NASA area club makes homebrewing a fun science
Tim Gamble, commander of the Bay Area Mashtronauts, scooped 5 pounds of rye in a bowl on a windy day. As grain dust floated in the air, his co-brewers carefully weighed the bowl before pouring the grain into a homemade mill operated with a yellow Dewalt drill.
A dozen homebrewers gathered outside on the Saturday before the Super Bowl to say goodbye to a favorite place by mashing grain and making gallons of beer.
The homebrewers met at DeFalco’s Home Wine & Beer Supplies, 16532 Sea Lark Road in the Clear Lake area, on the last day the store was open.
“We took a dive in distribution and home brew business,” Manager Andy Barnard said.
The other branch of the store, 9223 Stella Link Road in Houston, will remain open, Barnard said.
The Mashtronauts have different theories about why the Clear Lake area store closed. One is that the market couldn’t support two stores. Another is that homebrewers can get supplies online.

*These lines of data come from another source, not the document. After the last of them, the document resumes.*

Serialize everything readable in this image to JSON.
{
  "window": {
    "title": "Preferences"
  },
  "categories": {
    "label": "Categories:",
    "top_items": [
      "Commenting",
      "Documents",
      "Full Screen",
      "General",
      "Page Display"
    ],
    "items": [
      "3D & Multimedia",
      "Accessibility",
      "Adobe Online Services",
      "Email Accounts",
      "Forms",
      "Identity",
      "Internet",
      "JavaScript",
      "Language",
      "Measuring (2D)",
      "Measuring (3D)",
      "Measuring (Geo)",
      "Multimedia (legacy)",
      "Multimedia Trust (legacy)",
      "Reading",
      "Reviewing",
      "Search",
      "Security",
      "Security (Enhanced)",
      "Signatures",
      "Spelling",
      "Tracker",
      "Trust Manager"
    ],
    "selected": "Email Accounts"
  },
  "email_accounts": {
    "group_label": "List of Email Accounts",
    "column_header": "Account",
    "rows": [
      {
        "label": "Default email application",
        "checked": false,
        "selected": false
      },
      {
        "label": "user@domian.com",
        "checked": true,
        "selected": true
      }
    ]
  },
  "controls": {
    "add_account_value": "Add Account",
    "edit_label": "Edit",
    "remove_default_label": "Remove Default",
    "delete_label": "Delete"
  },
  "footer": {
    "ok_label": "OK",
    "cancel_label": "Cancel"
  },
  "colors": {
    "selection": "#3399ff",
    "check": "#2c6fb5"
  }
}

Yet another is that the popularity of craft beers in recent years led to a decline in homebrewing.
“You can get these beers anywhere,” Barnard said.
That’s not what Mashtronaut John Jons believes.

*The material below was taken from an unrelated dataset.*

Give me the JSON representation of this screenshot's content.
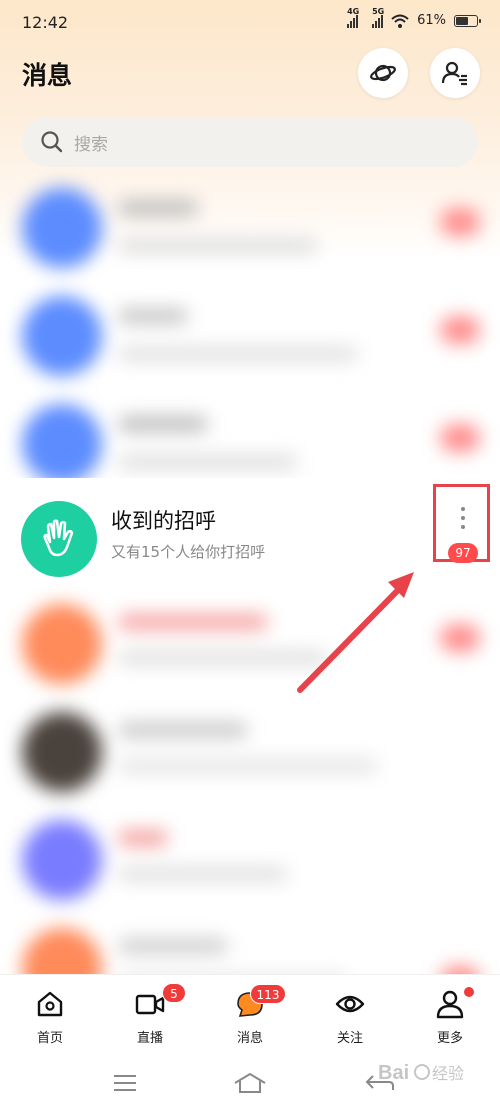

“We all tend to brew at home,” Jons said. “There’s a satisfaction like with cooking and creating recipes.”
The Mashtronauts have 170 members, although 80 of them are current on their $20 annual club dues, Gamble said. Members are NASA engineers, doctors, laboratory technicians and airline pilots, like Gamble. Some are retirees.
After they mill the grain, the homebrewers mash it by heating it in water to 160 F so the starches convert to sugars. Everything has to be kept clean to prevent bacteria. At a later stage in the brewing process, yeast is added.
“If you use enough yeast, bacteria doesn’t have a chance to take hold,” Gamble said. “It’s biology, chemistry and the fight for life.”
The “brew sculpture” Gamble used holds three massive metal pots. It’s essentially an outdoor propane stove, but it’s reserved solely for making beer.
Gamble kept a clipboard with a scientific recipe he referred to as if he were making a pre-flight check on a plane he pilots. This is serious craftsmanship. Gamble wins homebrewing competitions, and he intends to win again with this particular batch of Helles-style lager.
David Cooper of Galveston, a retired firefighter, first brewed beer in 1971 when he was planting trees in British Columbia, Canada.
Cooper takes a different approach to brewing beer.
“No matter what happens here, hold no one accountable because beer is involved,” he said.
The first brew Eric Briggs made in 2012 was his wedding beer. He’s still learning the craft, he said.
“You don’t ever learn everything you need to know,” Briggs said.
Texas law says homebrewers can’t make more than 200 gallons of beer per year.
“I made 50 gallons last year,” Briggs said.
Many members went from making beer at home to entering homebrew competitions to opening small breweries, Angelina Cavallo said. She’s been a Mashtronaut for six years, ever since she moved to the Clear Lake area, but she mostly makes honey wine, also known as mead.
Many of the members have taken the Beer Judge Certification Program classes, Cavallo said. It involves training a palate to distinguish tastes of different styles of beer and being able to offer helpful criticism.
After the grain is mashed, the whole block smells like a vague mix of boiling oatmeal, baking bread and some kind of nut soup. The next step is sparging, which is when the brewer separates the sugars from the grains. After that, brewers will add hops and cook the brew at differing lengths, depending on the flavor they want. Later, they add yeast.
It’s a bit of wizardry.
“There’s only two kinds of beer: ales and lager,” Cooper said.
A tall man with long white hair, Cooper explained the alchemy of fermentation and offered more than one opinion.
“People overuse hops,” Cooper said. “What they do is the bastardization of beer or the Americanization of beer.”
He offered beer-and-food pairing suggestions.
“Helles goes well with crawfish,” Cooper said. “You still want to taste the bugs.”
Cooper watched Gamble checking his clipboard and adjusting knobs.
“It looks intense and complicated,” Cooper said. “It’s not complicated. You’ve got to forgive a lot because beer is involved. Relax. Don’t worry. Have a homebrew.”